E. Akelė. Real estate tax: better off being married and free from bank loans

Eglė Akelė

An attempt of the Government to expand taxation of non-commercial real estate did not jump even the first hurdle at the Lithuanian Seimas. Nevertheless, it seems that our MPs are not willing to abandon this idea. Admittedly, they will try to introduce an improved version of the tax, and it’s worth considering what the public may expect from the legislators.

It would be too bold to call this tax universal yet, although the lowered tax-free threshold would increase the number of its taxpayers nearly 10 times and up to 37,000 people. In addition, the lower tax-free threshold would result not only in a much larger number of taxpayers, but also various unprecedented cases raising issues as to how the law should be applied.

The more we look at the group of potential taxpayers the more interesting it becomes.

The first thing that catches the eye is that marriage is definitely an advantage as far as the real estate tax is concerned as one person is subject to the tax-free threshold of 100 thousand euros which automatically doubles for the married couple. However, the threshold applies only to the property acquired after the marriage. Meanwhile, a single person who owns real estate would have to pay this tax already from the threshold of EUR 100,000. Being single or without a status of a spouse also becomes a major disadvantage for single parents and for the unmarried couples who have children as the tax-free threshold of EUR 100,000 would probably be applied for the family home.

It would not be surprising if those who live alone, widows and widowers, and single parents would feel discriminated since married people who have common home would assume a clearly lighter tax burden under the same conditions.
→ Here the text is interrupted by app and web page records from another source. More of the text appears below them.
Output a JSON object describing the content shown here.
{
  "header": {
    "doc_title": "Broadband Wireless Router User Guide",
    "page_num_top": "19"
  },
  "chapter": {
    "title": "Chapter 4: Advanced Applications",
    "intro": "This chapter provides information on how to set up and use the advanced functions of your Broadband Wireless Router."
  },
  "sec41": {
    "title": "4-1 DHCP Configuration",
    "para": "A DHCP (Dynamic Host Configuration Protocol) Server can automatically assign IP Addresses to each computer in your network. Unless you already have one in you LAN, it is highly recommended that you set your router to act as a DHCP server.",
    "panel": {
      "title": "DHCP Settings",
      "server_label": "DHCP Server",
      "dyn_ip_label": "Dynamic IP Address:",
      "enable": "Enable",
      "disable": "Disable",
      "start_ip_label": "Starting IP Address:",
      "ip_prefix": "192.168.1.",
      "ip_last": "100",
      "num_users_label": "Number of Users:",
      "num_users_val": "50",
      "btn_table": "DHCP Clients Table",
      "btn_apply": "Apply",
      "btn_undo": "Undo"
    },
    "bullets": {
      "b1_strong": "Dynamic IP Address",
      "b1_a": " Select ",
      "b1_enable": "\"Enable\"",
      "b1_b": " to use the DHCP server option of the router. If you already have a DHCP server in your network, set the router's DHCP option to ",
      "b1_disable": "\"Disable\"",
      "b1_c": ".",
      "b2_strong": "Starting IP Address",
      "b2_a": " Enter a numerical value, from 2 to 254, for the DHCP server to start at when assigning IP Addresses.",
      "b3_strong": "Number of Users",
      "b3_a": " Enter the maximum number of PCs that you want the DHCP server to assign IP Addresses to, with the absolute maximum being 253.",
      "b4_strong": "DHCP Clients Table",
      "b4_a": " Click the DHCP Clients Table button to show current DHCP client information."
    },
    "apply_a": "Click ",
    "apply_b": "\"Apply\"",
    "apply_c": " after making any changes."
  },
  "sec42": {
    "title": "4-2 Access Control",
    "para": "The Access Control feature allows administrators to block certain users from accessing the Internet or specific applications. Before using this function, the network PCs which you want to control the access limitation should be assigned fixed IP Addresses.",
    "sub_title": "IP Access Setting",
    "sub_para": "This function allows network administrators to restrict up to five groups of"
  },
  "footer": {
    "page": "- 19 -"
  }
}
Expansion of the real estate tax would in fact include Vilnius and rapidly developing resort areas in the country. That’s where another aspect comes into focus: if the value of one’s housing rockets due to external factors and growing attractiveness of the location, the owner would end up among those who have to pay the real estate tax. Let’s face it: we do not have such developed and stable market of long-term leases to be able to suggest lightly that the older people or single parents with underage children should just… move to another place.

Those who are buying their first housing financed by a loan from the bank might also feel unfairly taxed. They have already taken on substantial financial liabilities which would continue dozens of years, and all this time their home would be mortgaged to the bank. In addition, they will have to pay the real estate tax.
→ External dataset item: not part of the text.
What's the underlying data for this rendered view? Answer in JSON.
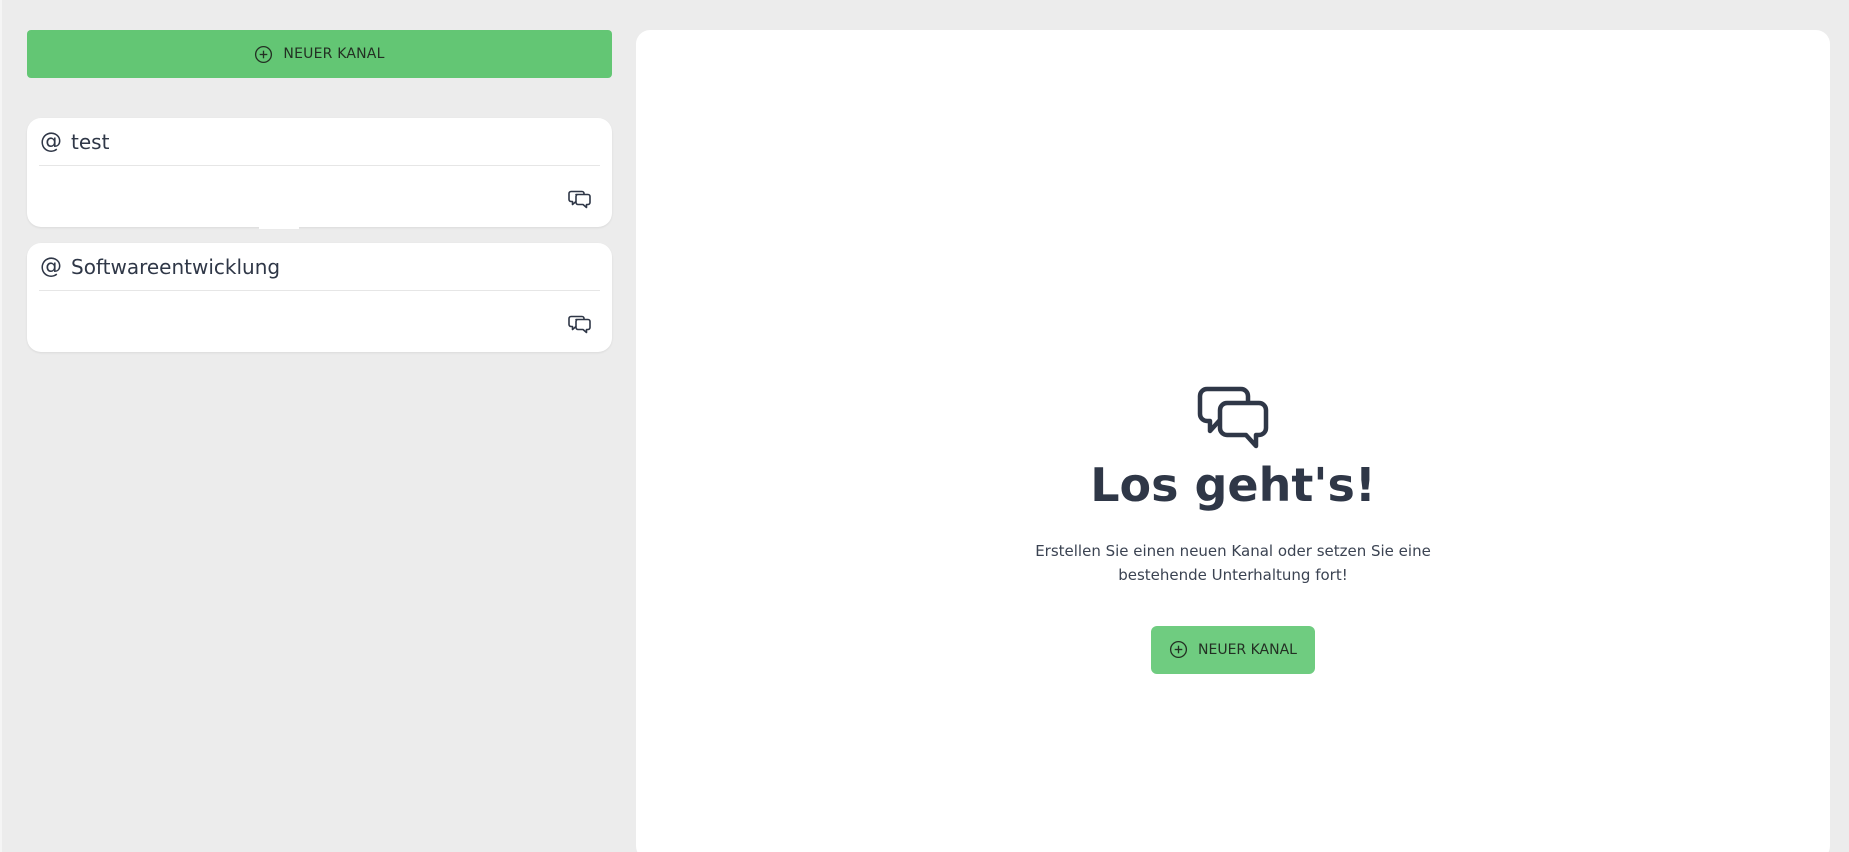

It was found out “unexpectedly” that a part of real estate, at least in Vilnius, is also registered in the name of minors: when the procedure for waste removal was reformed las year, the children with no income received… bills for garbage collection. It seems that they are also candidates to become full-fledged taxpayers as they are real estate owners with all the ensuing consequences. None the less, here the provisions of the Civil Code come into play stating that the property owned by a minor is managed by the parents. Accordingly, the parents will be obligated to pay the real estate tax on behalf of their child, and the Law on Real Estate Tax does not state any exceptions for underage owners, at least for now.

Another interesting scenario should be mentioned at this point as a single parent raising three or more children or a disabled child is entitled to a higher tax-free threshold, but if the housing of such family is owned by a minor, the property would be taxed from the standard threshold, which is currently EUR 220,000, or EUR 100,000 as proposed by the Government.
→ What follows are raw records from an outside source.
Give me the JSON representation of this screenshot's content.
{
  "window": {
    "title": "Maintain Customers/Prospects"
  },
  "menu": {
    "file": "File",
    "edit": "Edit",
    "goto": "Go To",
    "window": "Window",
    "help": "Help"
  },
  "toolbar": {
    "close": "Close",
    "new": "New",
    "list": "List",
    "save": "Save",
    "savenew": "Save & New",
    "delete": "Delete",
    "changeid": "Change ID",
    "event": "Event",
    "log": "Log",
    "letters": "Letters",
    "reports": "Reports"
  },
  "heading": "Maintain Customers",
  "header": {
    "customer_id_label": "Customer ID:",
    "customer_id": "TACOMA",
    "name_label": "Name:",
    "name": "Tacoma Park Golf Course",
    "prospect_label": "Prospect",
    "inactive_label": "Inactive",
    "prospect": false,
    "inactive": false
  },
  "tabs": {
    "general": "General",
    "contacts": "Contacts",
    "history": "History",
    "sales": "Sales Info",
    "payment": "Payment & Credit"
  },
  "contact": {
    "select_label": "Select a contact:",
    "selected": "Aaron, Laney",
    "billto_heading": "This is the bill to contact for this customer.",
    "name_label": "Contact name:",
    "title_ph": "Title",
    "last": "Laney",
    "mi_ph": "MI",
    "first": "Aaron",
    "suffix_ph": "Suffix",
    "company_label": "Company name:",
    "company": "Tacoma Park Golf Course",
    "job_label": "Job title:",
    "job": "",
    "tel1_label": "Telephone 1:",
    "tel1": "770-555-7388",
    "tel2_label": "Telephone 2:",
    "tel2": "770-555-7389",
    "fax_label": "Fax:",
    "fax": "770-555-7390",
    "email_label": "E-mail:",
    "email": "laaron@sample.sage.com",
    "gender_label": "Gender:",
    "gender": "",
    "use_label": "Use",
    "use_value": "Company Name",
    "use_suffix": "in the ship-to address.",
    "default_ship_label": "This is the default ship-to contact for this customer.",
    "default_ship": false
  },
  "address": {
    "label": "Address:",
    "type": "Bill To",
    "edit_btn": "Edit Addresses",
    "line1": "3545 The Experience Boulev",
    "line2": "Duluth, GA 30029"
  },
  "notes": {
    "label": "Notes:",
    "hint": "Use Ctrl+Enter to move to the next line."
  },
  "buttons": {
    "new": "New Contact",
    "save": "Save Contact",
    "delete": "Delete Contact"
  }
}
The solution to the problem would seem to be simple: re-register the child’s property in the name of the parents. However, under the Civil Code, the parents managing the property of their underage child have no right to acquire, directly or through intermediaries, this property, and it may not be transferred to other persons without the court permission altogether.

Is it worthwhile trying your luck and registering your property in the name of other people so that you don’t have to pay the real estate tax? Only if you enjoy the adrenaline rush and unpredictable risk. First, changing the ownership registration of the property actually transfers the title to the property. Secondly, when property is given as a gift, the donee might have to pay the personal income tax. And third, various property transfers might attract attention of the State Tax Inspectorate which has the right to tax the person disregarding sham transactions if their sole purpose was tax evasion.

According to commentary for media, 2019-10-30